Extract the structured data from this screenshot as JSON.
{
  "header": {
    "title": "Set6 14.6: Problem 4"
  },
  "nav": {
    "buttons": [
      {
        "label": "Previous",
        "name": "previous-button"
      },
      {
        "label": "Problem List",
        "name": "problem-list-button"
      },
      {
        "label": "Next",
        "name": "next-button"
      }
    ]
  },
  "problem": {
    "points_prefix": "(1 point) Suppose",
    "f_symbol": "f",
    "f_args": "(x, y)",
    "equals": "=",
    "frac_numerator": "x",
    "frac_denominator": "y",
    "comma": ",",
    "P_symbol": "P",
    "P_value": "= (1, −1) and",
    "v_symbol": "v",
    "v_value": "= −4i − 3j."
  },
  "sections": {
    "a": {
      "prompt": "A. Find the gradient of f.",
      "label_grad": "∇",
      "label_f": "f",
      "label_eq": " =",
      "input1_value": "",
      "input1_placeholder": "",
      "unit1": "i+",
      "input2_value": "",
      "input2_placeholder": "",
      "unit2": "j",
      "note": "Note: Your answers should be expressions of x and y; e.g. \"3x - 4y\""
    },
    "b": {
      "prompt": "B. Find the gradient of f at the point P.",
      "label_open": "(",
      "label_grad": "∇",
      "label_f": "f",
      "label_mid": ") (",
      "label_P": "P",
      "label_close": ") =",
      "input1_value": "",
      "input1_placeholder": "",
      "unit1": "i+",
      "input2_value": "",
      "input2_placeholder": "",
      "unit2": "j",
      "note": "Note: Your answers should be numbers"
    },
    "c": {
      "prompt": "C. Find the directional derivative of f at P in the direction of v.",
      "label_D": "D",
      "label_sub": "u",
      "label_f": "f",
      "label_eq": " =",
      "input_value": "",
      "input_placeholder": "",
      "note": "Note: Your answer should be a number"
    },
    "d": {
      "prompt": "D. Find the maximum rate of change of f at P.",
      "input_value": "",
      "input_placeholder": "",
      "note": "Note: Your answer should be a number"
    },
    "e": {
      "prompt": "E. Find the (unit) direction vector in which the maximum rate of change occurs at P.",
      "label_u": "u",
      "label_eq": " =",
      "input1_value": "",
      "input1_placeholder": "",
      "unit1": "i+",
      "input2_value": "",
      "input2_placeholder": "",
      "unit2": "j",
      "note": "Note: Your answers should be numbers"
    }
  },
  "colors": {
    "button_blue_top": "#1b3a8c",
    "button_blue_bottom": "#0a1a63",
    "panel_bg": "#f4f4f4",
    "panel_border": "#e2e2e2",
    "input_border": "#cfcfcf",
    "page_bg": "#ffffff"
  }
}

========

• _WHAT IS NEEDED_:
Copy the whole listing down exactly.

• _TASK RESPONSE_:
Extract the structured data from this screenshot as JSON.
{
  "header": {
    "title": "Set6 14.6: Problem 4"
  },
  "nav": {
    "buttons": [
      {
        "label": "Previous",
        "name": "previous-button"
      },
      {
        "label": "Problem List",
        "name": "problem-list-button"
      },
      {
        "label": "Next",
        "name": "next-button"
      }
    ]
  },
  "problem": {
    "points_prefix": "(1 point) Suppose",
    "f_symbol": "f",
    "f_args": "(x, y)",
    "equals": "=",
    "frac_numerator": "x",
    "frac_denominator": "y",
    "comma": ",",
    "P_symbol": "P",
    "P_value": "= (1, −1) and",
    "v_symbol": "v",
    "v_value": "= −4i − 3j."
  },
  "sections": {
    "a": {
      "prompt": "A. Find the gradient of f.",
      "label_grad": "∇",
      "label_f": "f",
      "label_eq": " =",
      "input1_value": "",
      "input1_placeholder": "",
      "unit1": "i+",
      "input2_value": "",
      "input2_placeholder": "",
      "unit2": "j",
      "note": "Note: Your answers should be expressions of x and y; e.g. \"3x - 4y\""
    },
    "b": {
      "prompt": "B. Find the gradient of f at the point P.",
      "label_open": "(",
      "label_grad": "∇",
      "label_f": "f",
      "label_mid": ") (",
      "label_P": "P",
      "label_close": ") =",
      "input1_value": "",
      "input1_placeholder": "",
      "unit1": "i+",
      "input2_value": "",
      "input2_placeholder": "",
      "unit2": "j",
      "note": "Note: Your answers should be numbers"
    },
    "c": {
      "prompt": "C. Find the directional derivative of f at P in the direction of v.",
      "label_D": "D",
      "label_sub": "u",
      "label_f": "f",
      "label_eq": " =",
      "input_value": "",
      "input_placeholder": "",
      "note": "Note: Your answer should be a number"
    },
    "d": {
      "prompt": "D. Find the maximum rate of change of f at P.",
      "input_value": "",
      "input_placeholder": "",
      "note": "Note: Your answer should be a number"
    },
    "e": {
      "prompt": "E. Find the (unit) direction vector in which the maximum rate of change occurs at P.",
      "label_u": "u",
      "label_eq": " =",
      "input1_value": "",
      "input1_placeholder": "",
      "unit1": "i+",
      "input2_value": "",
      "input2_placeholder": "",
      "unit2": "j",
      "note": "Note: Your answers should be numbers"
    }
  },
  "colors": {
    "button_blue_top": "#1b3a8c",
    "button_blue_bottom": "#0a1a63",
    "panel_bg": "#f4f4f4",
    "panel_border": "#e2e2e2",
    "input_border": "#cfcfcf",
    "page_bg": "#ffffff"
  }
}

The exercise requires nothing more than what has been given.